In a comparable way we need to find good leaders for all the organizations on the world Jewish stage. It is one thing to have leaders who know how to raise the money needed to fund the important projects of Judaism as it faces the middle of the twenty-first century. But it is even more important to have leaders who are prepared to creatively meet the challenges of today: between the fundamentalists in Judaism and those who are not fundamentalists; between those who love Israel no matter what she may do, and those who demand more justice from the Jewish State; and the strange rift between Israelis and Diaspora Jews over how Israel is to be governed. Being a leader in the Jewish world has never been easy and today is no exception.

What we do know is that the paradigm of Jewish life is shifting and so the leaders we have must adapt to the changes. Their duty is not just to keep the status quo, but to use our faith, our way of living and our way of learning to find innovative solutions to the challenges of tomorrow. So, I ask everyone to keep your eyes open for the next generation of leaders. Let us work together to help them make the command decisions to help us to build a better world for Judaism and for all people, as we say ….

Amen and Shabbat Shalom
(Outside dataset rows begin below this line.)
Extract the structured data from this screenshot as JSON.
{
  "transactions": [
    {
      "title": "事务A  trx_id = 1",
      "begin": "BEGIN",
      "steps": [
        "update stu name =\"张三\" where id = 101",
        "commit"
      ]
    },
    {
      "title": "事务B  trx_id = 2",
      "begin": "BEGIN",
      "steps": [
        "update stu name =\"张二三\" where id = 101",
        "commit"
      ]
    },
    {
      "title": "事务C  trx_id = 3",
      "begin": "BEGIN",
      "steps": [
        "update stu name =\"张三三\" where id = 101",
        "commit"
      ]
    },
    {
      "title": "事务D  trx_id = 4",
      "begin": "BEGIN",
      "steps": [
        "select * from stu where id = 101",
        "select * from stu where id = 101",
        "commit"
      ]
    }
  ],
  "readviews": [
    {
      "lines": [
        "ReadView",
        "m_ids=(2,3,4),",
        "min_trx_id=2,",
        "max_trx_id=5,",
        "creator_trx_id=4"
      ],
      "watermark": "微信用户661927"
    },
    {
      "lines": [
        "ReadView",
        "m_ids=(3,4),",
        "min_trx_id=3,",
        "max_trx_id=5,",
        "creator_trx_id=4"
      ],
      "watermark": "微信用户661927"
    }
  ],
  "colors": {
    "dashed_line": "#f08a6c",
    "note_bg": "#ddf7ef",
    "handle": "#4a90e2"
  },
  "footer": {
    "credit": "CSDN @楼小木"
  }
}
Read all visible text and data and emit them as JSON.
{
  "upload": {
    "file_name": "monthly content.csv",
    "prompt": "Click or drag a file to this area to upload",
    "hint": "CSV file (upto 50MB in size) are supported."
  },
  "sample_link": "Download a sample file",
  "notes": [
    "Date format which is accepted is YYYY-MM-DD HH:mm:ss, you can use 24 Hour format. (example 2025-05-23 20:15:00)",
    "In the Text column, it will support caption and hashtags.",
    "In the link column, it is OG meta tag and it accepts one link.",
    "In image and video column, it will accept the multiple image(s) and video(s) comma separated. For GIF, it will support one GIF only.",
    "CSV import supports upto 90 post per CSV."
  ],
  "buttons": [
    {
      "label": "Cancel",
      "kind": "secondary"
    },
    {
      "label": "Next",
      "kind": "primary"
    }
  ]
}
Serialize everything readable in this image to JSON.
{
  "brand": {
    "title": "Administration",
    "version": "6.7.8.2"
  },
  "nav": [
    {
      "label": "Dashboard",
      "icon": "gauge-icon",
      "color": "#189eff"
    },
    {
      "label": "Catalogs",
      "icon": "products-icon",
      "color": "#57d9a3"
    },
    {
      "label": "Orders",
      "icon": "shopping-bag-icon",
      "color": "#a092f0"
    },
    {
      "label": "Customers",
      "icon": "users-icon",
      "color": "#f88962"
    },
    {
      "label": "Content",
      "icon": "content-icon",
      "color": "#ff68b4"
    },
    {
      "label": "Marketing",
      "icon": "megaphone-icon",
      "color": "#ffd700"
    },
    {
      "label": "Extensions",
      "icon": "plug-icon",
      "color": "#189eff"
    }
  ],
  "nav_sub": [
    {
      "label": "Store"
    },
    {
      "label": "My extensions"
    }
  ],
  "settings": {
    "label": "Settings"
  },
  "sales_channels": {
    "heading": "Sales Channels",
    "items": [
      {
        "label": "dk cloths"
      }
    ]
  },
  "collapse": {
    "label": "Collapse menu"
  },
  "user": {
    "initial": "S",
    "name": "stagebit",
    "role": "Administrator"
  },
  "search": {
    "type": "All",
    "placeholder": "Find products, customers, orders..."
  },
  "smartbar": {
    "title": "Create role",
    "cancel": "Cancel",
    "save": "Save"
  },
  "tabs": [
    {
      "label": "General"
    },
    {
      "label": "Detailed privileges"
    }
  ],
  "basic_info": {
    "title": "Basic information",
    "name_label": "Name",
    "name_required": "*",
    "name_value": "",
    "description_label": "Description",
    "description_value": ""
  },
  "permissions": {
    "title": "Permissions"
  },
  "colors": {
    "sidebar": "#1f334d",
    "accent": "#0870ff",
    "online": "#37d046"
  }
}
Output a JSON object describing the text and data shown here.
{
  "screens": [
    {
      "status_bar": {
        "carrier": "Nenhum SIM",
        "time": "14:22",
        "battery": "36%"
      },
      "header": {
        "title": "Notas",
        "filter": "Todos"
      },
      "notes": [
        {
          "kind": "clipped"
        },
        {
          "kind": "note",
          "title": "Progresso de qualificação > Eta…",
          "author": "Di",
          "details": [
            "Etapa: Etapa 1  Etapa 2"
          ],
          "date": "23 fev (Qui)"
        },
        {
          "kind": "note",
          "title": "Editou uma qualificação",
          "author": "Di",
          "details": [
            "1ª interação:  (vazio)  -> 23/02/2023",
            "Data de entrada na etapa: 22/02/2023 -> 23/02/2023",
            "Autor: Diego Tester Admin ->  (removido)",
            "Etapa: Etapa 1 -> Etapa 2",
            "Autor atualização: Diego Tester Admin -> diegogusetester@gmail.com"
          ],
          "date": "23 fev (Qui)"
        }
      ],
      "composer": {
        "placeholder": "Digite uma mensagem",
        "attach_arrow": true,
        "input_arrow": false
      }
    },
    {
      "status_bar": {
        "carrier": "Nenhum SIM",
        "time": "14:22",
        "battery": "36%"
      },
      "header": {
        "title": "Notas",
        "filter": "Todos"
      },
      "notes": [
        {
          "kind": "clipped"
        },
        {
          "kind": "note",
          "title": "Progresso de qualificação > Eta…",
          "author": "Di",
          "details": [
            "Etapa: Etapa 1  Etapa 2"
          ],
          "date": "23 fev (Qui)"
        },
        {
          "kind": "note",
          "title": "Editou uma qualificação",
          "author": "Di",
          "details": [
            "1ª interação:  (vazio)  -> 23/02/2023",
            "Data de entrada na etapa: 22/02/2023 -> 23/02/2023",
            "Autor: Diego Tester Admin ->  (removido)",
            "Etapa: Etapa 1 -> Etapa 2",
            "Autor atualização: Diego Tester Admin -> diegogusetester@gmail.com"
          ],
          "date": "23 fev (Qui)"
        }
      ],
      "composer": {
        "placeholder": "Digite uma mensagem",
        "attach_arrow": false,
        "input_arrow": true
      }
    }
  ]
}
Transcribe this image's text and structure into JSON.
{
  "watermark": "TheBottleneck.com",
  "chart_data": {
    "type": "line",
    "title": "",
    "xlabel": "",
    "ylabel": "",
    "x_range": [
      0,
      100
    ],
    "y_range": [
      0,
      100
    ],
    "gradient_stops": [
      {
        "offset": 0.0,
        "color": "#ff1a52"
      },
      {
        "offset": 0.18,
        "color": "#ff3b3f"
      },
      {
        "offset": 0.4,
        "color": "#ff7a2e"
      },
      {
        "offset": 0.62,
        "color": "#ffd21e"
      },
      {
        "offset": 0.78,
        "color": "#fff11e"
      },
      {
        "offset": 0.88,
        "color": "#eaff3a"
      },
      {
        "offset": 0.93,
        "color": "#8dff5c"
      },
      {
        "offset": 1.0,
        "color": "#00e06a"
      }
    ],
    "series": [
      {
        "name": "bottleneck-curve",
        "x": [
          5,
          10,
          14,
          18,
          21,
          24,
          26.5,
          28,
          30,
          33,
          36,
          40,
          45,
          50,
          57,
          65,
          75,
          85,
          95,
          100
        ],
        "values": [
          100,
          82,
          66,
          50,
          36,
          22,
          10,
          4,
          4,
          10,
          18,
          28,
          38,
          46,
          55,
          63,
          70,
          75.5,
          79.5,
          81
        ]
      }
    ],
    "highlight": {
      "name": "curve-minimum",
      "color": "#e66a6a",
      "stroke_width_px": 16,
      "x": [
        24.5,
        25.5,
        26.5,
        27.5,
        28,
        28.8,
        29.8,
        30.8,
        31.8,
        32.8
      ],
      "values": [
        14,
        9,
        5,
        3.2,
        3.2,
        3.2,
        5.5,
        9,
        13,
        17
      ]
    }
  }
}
Sermon given by Rabbi Randall Konigsburg at Beth Sholom B’nai Israel on Saturday, July 7, 2018.

Fri, May 24 2019 19 Iyyar 5779